* TO DO
In the material below, the lines containing the word "subtitle" are required; copy each of them.

* EXTRACTED ENTRIES
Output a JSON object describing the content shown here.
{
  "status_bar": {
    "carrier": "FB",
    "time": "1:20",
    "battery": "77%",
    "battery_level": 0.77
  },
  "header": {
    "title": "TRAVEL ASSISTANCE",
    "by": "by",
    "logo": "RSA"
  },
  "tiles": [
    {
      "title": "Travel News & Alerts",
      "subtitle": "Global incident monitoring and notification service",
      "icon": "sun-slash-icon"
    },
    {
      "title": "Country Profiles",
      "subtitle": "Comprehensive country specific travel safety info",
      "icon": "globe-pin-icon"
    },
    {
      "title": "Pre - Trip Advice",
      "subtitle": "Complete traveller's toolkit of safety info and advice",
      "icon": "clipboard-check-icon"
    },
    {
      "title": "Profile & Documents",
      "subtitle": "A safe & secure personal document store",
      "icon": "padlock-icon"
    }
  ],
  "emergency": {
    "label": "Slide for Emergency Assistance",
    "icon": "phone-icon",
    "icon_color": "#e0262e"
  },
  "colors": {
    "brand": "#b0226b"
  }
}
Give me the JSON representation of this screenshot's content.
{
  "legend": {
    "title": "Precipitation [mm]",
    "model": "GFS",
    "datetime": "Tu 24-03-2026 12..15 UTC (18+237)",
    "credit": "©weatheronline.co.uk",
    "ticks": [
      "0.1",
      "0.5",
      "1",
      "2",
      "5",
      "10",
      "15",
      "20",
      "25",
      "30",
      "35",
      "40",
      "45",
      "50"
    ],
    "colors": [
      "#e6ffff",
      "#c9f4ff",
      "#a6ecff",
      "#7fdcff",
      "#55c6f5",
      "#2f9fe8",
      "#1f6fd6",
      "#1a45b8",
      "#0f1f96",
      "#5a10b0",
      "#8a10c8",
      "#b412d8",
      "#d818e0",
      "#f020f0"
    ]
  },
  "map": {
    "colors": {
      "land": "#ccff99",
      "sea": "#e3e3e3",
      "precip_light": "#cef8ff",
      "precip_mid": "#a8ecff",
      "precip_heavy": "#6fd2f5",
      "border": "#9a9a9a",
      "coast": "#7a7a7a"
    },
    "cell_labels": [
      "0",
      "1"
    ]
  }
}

* ANSWER BELOW
      "subtitle": "Global incident monitoring and notification service",
      "subtitle": "Comprehensive country specific travel safety info",
      "subtitle": "Complete traveller's toolkit of safety info and advice",
      "subtitle": "A safe & secure personal document store",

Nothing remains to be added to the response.